I heard it said somewhere that fat, dumb, and lazy is no way to go through life, but seemingly, most of this nation has set out to prove this saying wrong. It’s not like they’ll succeed, but they sure will give it the old college try, even though all they ever did in college was get drunk, get high, and well, you know, the other thing.

My job, at least the way I figure it, hasn’t been to tell you that there’s a curve ahead, but rather to tell you what’s waiting beyond the hill, a few miles down the road. I don’t know; perhaps I should have warned of the curves too, because by all accounts, even though we’re all seeing the turn, we’re white-knuckling the steering wheel, hitting the gas, and closing our eyes. Just because we refuse to acknowledge the road’s curve doesn’t mean it’s not there, nor does it mean that we won’t run off the road and crash if we don’t make the turn.

If there is a silver lining in all this, it’s that I no longer have to refer to most things in the future tense. The road isn’t going to get bumpy; it already is, but if you think this is as bad as it gets, you’re in for a rude awakening. I know, I know, rapture’s almost here, so it’s no business of ours, but maybe hold off on packing those bags and saying your goodbyes just yet. On the off chance that the writers of a fictional series got it wrong, maybe don’t make everyone you know think you’ve lost your mind because you gave your cat away and went on the highest peak you could find, waiting to be caught up.
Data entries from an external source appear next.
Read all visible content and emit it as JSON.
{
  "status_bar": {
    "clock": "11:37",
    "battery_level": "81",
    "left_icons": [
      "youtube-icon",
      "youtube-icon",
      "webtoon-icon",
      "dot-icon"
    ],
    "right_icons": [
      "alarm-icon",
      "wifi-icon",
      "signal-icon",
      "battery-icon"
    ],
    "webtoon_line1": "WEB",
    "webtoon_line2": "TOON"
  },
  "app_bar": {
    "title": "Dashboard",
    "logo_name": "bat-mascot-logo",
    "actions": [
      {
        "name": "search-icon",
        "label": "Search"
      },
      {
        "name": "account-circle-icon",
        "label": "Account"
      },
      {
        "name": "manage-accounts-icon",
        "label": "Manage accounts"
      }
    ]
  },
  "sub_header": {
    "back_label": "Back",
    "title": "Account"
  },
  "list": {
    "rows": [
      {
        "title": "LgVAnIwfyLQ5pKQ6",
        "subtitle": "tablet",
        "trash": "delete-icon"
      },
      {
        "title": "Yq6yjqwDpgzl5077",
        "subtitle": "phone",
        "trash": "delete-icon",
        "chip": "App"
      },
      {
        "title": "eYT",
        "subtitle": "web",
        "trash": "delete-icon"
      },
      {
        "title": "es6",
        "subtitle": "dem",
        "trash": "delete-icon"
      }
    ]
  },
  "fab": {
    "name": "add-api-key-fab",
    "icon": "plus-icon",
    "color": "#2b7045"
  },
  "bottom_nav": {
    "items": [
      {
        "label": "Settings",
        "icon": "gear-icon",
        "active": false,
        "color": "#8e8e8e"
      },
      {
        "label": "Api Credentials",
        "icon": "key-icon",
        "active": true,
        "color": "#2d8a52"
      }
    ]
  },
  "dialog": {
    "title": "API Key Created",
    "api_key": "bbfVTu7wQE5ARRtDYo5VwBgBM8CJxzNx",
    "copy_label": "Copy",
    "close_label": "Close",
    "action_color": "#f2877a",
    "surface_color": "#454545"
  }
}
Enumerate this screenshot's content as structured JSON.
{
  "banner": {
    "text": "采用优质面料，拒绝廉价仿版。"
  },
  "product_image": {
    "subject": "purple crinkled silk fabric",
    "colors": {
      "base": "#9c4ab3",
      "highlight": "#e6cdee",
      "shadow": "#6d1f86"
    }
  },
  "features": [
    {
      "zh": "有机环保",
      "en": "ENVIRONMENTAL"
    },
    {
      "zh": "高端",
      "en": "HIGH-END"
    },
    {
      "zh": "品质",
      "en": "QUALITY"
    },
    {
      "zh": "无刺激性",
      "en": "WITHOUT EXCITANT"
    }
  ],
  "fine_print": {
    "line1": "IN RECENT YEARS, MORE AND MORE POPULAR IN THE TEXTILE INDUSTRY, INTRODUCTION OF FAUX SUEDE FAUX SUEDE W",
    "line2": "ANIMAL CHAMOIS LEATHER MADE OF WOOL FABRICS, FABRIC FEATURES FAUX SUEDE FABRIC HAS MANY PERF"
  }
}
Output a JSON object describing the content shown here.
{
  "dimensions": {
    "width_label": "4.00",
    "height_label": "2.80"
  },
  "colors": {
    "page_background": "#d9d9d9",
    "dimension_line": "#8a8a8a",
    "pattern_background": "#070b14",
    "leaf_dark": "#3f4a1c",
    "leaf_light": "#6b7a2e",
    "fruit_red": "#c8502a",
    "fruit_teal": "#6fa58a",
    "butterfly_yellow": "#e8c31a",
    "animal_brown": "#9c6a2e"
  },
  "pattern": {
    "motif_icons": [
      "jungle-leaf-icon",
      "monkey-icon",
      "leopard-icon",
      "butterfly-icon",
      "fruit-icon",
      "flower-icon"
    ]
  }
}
So what awaits us beyond the hill if we do make the curve? Suppose we survive health experts trying to pump our toddlers full of hormone blockers, our homeland security bussing illegal migrants to all four corners, our elected officials guaranteeing hyperinflation, and our media stoking hatred with bated breath; what can we expect after all that?

Not to be an alarmist or anything, but if we were to look back in our history, we would realize that we’ve just created the perfect environment for a strongman to appear on the scene. When you have to strap on tactical gear just to go to the grocery store, when you are marginalized, scapegoated, robbed in broad daylight by thugs and politicians alike, when chaos is the order of the day, and you’ve been made into a shut-in by people who roam free, a strongman is a welcome respite.

Before you bristle, before you say that could never happen, just look back and see all the things that have happened even though you said they couldn’t. Just like God, the sun, the moon, and the stars, some things exist whether you believe in them or not.

With love in Christ,

Michael Boldea Jr.